Harem pants from Bohemian Island. Photo: © Bohemian Island
A normal working day for James usually begins with a swim or some yoga, followed by a healthy breakfast. He says: “I don’t usually start working until late morning or early afternoon. I find it difficult to focus on work-related issues immediately after waking up and much easier to get stuff done in the afternoon or late at night. Playing with my cats generally takes up most of my time, so I’m eternally thankful for the hard work of my virtual assistants in ensuring the business doesn’t come to a complete standstill!” He adds: “Every day is different, which is the beauty of running an online business.”
The lives of digital nomads sounds like a dream for many. But how hard is it to get a visa and are there any legal problems one should look out for? James explains: “Thailand is pretty open to foreigners who want to invest in their country, thus setting up a business isn’t particularly difficult. Hiring lawyers is far easier and cheaper out here than in the West but you do need to search around a bit more to ensure you find one you can truly trust.”

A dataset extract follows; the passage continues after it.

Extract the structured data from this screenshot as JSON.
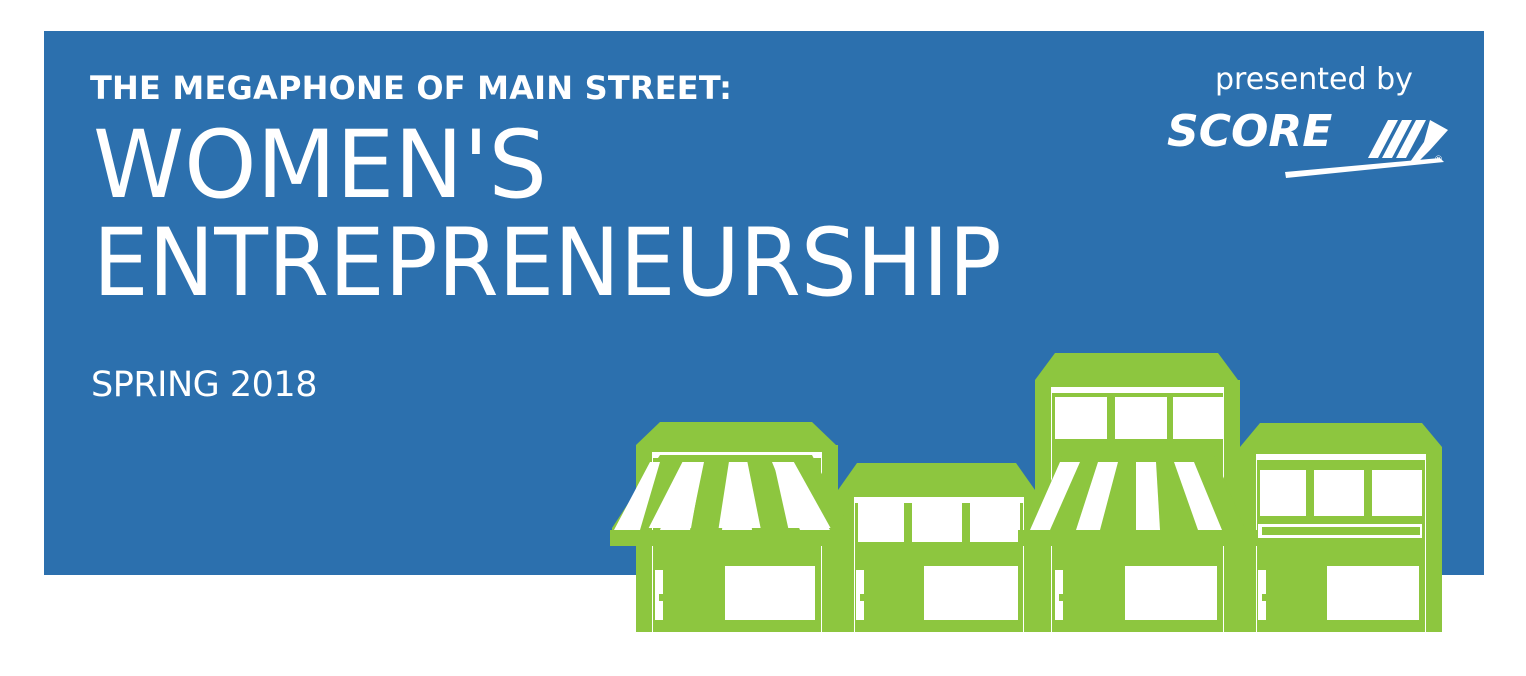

So, if you feel like you should try out the digital nomad lifestyle, we have got you covered with some tips and tricks on how to get started. Tina says: “Passion is key. When you start a business only to start one, better stop it straight away. Passion is what brings you to the top and will get you out of the holes and these holes definitely come at some point. If you have found your passion, then you can get started – learning by doing. Don’t be afraid of not being able to achieve what you want simply because you don’t know everything about entrepreneurship. Nobody knows everything at the start but that shouldn’t be a reason for not getting to the top. Learn from your and other peoples’ mistakes, search for mentors which want to help and advise you, read all books by successful entrepreneurs that you can get your hands on and enjoy the ride!”
James also has some tips for aspiring digital nomads: “Just go. Do it, do something! Don’t hold back and don’t convince yourself you’re not good enough or smart enough. There are always a million reasons not to do something. For those who want to travel and work at the same time, provided you’ve got the self-discipline and ambition then you’ll be fine. The willingness to learn, the willingness to make mistakes and to never fear failure are vital. A little bravery and some basic technical skills would also be beneficial but far from essential!”
Best places to live as a digital nomad:
– Berlin: Great infrastructure and relatively low rental prices. A summer residence for many digital nomads.
– Ho-Chi-Minh-City, Vietnam: Great infrastructure and large digital nomad community.
– Bali, Indonesia: A blossoming digital nomad destination with volcanoes, beaches and much more.
– Chiang Mai, Thailand: Fast internet, great infrastructure and sunshine.
TEXT: NANE STEINHOFF